int state = 0;
state = digitalRead(I0);
if (state == HIGH) {

digitalWrite(O0, HIGH);
delay(1000);

}

else {

digitalWrite(O0, LOW);

}

}

Upload your program. You’ll know if you are successful when the LED turns on for one second whenever you press the button.

CHALLENGES:

  1. Modify the program so the LED is normally ON but turn off once you press the button.
  2. Add more LED modules to your assembly and write a “traffic light” program that will normally display the red light. Once you press the button, it will turn the green light on, then switch to yellow after a bit, and finally switch back to red.

Digital vs. Analog

An important concept to understand while using Arduino is the difference between digital and analog. A digital device is one that only has two possible states – high/low, on/off, 1/0, etc. Buttons and LEDs are common examples of digital devices. On the other hand, analog devices refer to things that have more states than just on and off. Temperature levels, control knobs, light levels – they all have a continuous range of values between on and off.

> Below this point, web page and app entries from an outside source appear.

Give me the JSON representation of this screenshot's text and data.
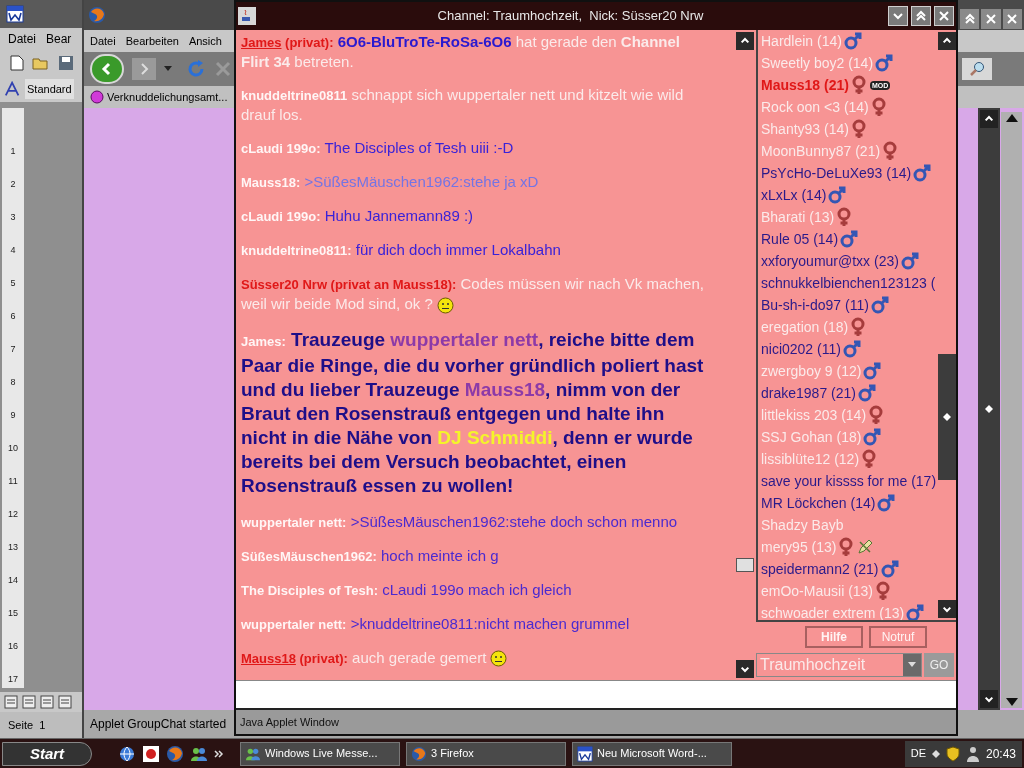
{
  "word": {
    "menu": [
      "Datei",
      "Bear"
    ],
    "style_box": "Standard",
    "ruler_labels": [
      "1",
      "2",
      "3",
      "4",
      "5",
      "6",
      "7",
      "8",
      "9",
      "10",
      "11",
      "12",
      "13",
      "14",
      "15",
      "16",
      "17"
    ],
    "status": "Seite  1"
  },
  "firefox": {
    "menu": [
      "Datei",
      "Bearbeiten",
      "Ansich"
    ],
    "bookmark": "Verknuddelichungsamt...",
    "status": "Applet GroupChat started"
  },
  "chat": {
    "title": "Channel: Traumhochzeit,  Nick: Süsser20 Nrw",
    "messages": [
      {
        "sender": "James",
        "kind": "private",
        "underline": true,
        "tag": "(privat):",
        "parts": [
          {
            "kind": "text",
            "text": "**6O6-BluTroTe-RoSa-6O6**",
            "color": "#2a1ad0"
          },
          {
            "kind": "text",
            "text": " hat gerade den **Channel Flirt 34** betreten.",
            "color": "#fbeaea"
          }
        ]
      },
      {
        "sender": "knuddeltrine0811",
        "kind": "public",
        "underline": false,
        "parts": [
          {
            "kind": "text",
            "text": " schnappt sich wuppertaler nett und kitzelt wie wild drauf los.",
            "color": "#fbeaea"
          }
        ]
      },
      {
        "sender": "cLaudi 199o:",
        "kind": "public",
        "underline": false,
        "parts": [
          {
            "kind": "text",
            "text": "The Disciples of Tesh uiii :-D",
            "color": "#3a22d8"
          }
        ]
      },
      {
        "sender": "Mauss18:",
        "kind": "public",
        "underline": false,
        "parts": [
          {
            "kind": "text",
            "text": ">SüßesMäuschen1962:stehe ja xD",
            "color": "#7474e4"
          }
        ]
      },
      {
        "sender": "cLaudi 199o:",
        "kind": "public",
        "underline": false,
        "parts": [
          {
            "kind": "text",
            "text": "Huhu Jannemann89 :)",
            "color": "#3a22d8"
          }
        ]
      },
      {
        "sender": "knuddeltrine0811:",
        "kind": "public",
        "underline": false,
        "parts": [
          {
            "kind": "text",
            "text": "für dich doch immer Lokalbahn",
            "color": "#3a22d8"
          }
        ]
      },
      {
        "sender": "Süsser20 Nrw (privat an Mauss18):",
        "kind": "private",
        "underline": false,
        "parts": [
          {
            "kind": "text",
            "text": "Codes müssen wir nach Vk machen, weil wir beide Mod sind, ok ?",
            "color": "#fbeaea"
          },
          {
            "kind": "smiley"
          }
        ]
      },
      {
        "sender": "James:",
        "kind": "announcement",
        "underline": false,
        "parts": [
          {
            "kind": "text",
            "text": "Trauzeuge ",
            "color": "#1e0e88"
          },
          {
            "kind": "text",
            "text": "wuppertaler nett",
            "color": "#8c3aa8"
          },
          {
            "kind": "text",
            "text": ", reiche bitte dem Paar die Ringe, die du vorher gründlich poliert hast und du lieber Trauzeuge ",
            "color": "#1e0e88"
          },
          {
            "kind": "text",
            "text": "Mauss18",
            "color": "#8c3aa8"
          },
          {
            "kind": "text",
            "text": ", nimm von der Braut den Rosenstrauß entgegen und halte ihn nicht in die Nähe von ",
            "color": "#1e0e88"
          },
          {
            "kind": "text",
            "text": "DJ Schmiddi",
            "color": "#f4f42a"
          },
          {
            "kind": "text",
            "text": ", denn er wurde bereits bei dem Versuch beobachtet, einen Rosenstrauß essen zu wollen!",
            "color": "#1e0e88"
          }
        ]
      },
      {
        "sender": "wuppertaler nett:",
        "kind": "public",
        "underline": false,
        "parts": [
          {
            "kind": "text",
            "text": ">SüßesMäuschen1962:stehe doch schon menno",
            "color": "#4a2ad0"
          }
        ]
      },
      {
        "sender": "SüßesMäuschen1962:",
        "kind": "public",
        "underline": false,
        "parts": [
          {
            "kind": "text",
            "text": "hoch meinte ich g",
            "color": "#4a2ad0"
          }
        ]
      },
      {
        "sender": "The Disciples of Tesh:",
        "kind": "public",
        "underline": false,
        "parts": [
          {
            "kind": "text",
            "text": "cLaudi  199o  mach ich gleich",
            "color": "#4a2ad0"
          }
        ]
      },
      {
        "sender": "wuppertaler nett:",
        "kind": "public",
        "underline": false,
        "parts": [
          {
            "kind": "text",
            "text": ">knuddeltrine0811:nicht machen grummel",
            "color": "#4a2ad0"
          }
        ]
      },
      {
        "sender": "Mauss18",
        "kind": "private",
        "underline": true,
        "tag": "(privat):",
        "parts": [
          {
            "kind": "text",
            "text": "auch gerade gemert",
            "color": "#fbeaea"
          },
          {
            "kind": "smiley"
          }
        ]
      }
    ],
    "users": [
      {
        "name": "Hardlein (14)",
        "color": "#fbeaea",
        "bold": false,
        "kind": "male",
        "pencil": false
      },
      {
        "name": "Sweetly boy2 (14)",
        "color": "#fbeaea",
        "bold": false,
        "kind": "male",
        "pencil": false
      },
      {
        "name": "Mauss18 (21)",
        "color": "#e01818",
        "bold": true,
        "kind": "female",
        "badge": "MOD",
        "pencil": false
      },
      {
        "name": "Rock oon <3 (14)",
        "color": "#fbeaea",
        "bold": false,
        "kind": "female",
        "pencil": false
      },
      {
        "name": "Shanty93 (14)",
        "color": "#fbeaea",
        "bold": false,
        "kind": "female",
        "pencil": false
      },
      {
        "name": "MoonBunny87 (21)",
        "color": "#fbeaea",
        "bold": false,
        "kind": "female",
        "pencil": false
      },
      {
        "name": "PsYcHo-DeLuXe93 (14)",
        "color": "#2a1a8a",
        "bold": false,
        "kind": "male",
        "pencil": false
      },
      {
        "name": "xLxLx (14)",
        "color": "#2a1a8a",
        "bold": false,
        "kind": "male",
        "pencil": false
      },
      {
        "name": "Bharati (13)",
        "color": "#fbeaea",
        "bold": false,
        "kind": "female",
        "pencil": false
      },
      {
        "name": "Rule 05 (14)",
        "color": "#2a1a8a",
        "bold": false,
        "kind": "male",
        "pencil": false
      },
      {
        "name": "xxforyoumur@txx (23)",
        "color": "#2a1a8a",
        "bold": false,
        "kind": "male",
        "pencil": false
      },
      {
        "name": "schnukkelbienchen123123 (",
        "color": "#2a1a8a",
        "bold": false,
        "kind": "plain",
        "pencil": false
      },
      {
        "name": "Bu-sh-i-do97 (11)",
        "color": "#2a1a8a",
        "bold": false,
        "kind": "male",
        "pencil": false
      },
      {
        "name": "eregation (18)",
        "color": "#fbeaea",
        "bold": false,
        "kind": "female",
        "pencil": false
      },
      {
        "name": "nici0202 (11)",
        "color": "#2a1a8a",
        "bold": false,
        "kind": "male",
        "pencil": false
      },
      {
        "name": "zwergboy 9 (12)",
        "color": "#fbeaea",
        "bold": false,
        "kind": "male",
        "pencil": false
      },
      {
        "name": "drake1987 (21)",
        "color": "#2a1a8a",
        "bold": false,
        "kind": "male",
        "pencil": false
      },
      {
        "name": "littlekiss 203 (14)",
        "color": "#fbeaea",
        "bold": false,
        "kind": "female",
        "pencil": false
      },
      {
        "name": "SSJ Gohan (18)",
        "color": "#fbeaea",
        "bold": false,
        "kind": "male",
        "pencil": false
      },
      {
        "name": "lissiblüte12 (12)",
        "color": "#fbeaea",
        "bold": false,
        "kind": "female",
        "pencil": false
      },
      {
        "name": "save your kissss for me (17)",
        "color": "#2a1a8a",
        "bold": false,
        "kind": "plain",
        "pencil": false
      },
      {
        "name": "MR Löckchen (14)",
        "color": "#2a1a8a",
        "bold": false,
        "kind": "male",
        "pencil": false
      },
      {
        "name": "Shadzy Bayb",
        "color": "#fbeaea",
        "bold": false,
        "kind": "plain",
        "pencil": false
      },
      {
        "name": "mery95 (13)",
        "color": "#fbeaea",
        "bold": false,
        "kind": "female",
        "pencil": true
      },
      {
        "name": "speidermann2 (21)",
        "color": "#2a1a8a",
        "bold": false,
        "kind": "male",
        "pencil": false
      },
      {
        "name": "emOo-Mausii (13)",
        "color": "#fbeaea",
        "bold": false,
        "kind": "female",
        "pencil": false
      },
      {
        "name": "schwoader extrem (13)",
        "color": "#fbeaea",
        "bold": false,
        "kind": "male",
        "pencil": false
      }
    ],
    "buttons": [
      {
        "label": "Hilfe",
        "bold": true
      },
      {
        "label": "Notruf",
        "bold": false
      }
    ],
    "channel_select": "Traumhochzeit",
    "go_button": "GO",
    "status": "Java Applet Window"
  },
  "taskbar": {
    "start": "Start",
    "tasks": [
      "Windows Live Messe...",
      "3 Firefox",
      "Neu Microsoft Word-..."
    ],
    "language": "DE",
    "clock": "20:43"
  }
}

When coding, it is important to remember which is which. For example, you might use digitalWrite if you want an LED to turn on or off, but if you want to be able to adjust its brightness, you need to use analogWrite instead. Similarly, for a button you may use digitalRead to get its input, but for something like a potentiometer or a sensor you would need analogRead instead.

Exercise 5: The Potentiometer and LED Brightness

A potentiometer is a device that provides an analog input signal as mentioned above. The potentiometer is really just a variable resistor that changes resistance as you turn the knob. The Arduino then takes that signal and interprets it into something a program can use.

But there is a problem: the input value has a range of 0-1023 but the output value has a range of 0-255. If we use the input value directly, the program will overflow. In this case, we need to do some math to convert the input range to the same size as the output range using the following formula:

input/1023 = output/255

Your eyes may be rolling at the prospect of doing math, but fear not! Arduino already does the math for you in the form of a function called map. An example of this is:

reading = map(reading, 0, 1023, 0, 255);

The above code takes the value of “reading”, convert it from 0-1023 to 0-255, and then saves the answer back to “reading”.

So, without further ado, here’s the code you need to put into Arduino:

#include <CAROBOT_SwissCHEESE.h>

void setup () {

pinMode(O0, OUTPUT);
pinMode(I0, INPUT);

}

void loop () {

int reading = 0;
reading = analogRead(I0);
reading = map(reading, 0, 1023, 0, 255);
analogWrite(O0, reading);

}

If you are successful, you should be able to brighten and dim the light by turning your potentiometer different ways.

CHALLENGE: Combine and modify the program you wrote above and the one in Exercise #3 to control the blinking speed with a potentiometer, instead of the light having a fixed 1 second blink.

That’s all for this tutorial! Hope you continue to read onward!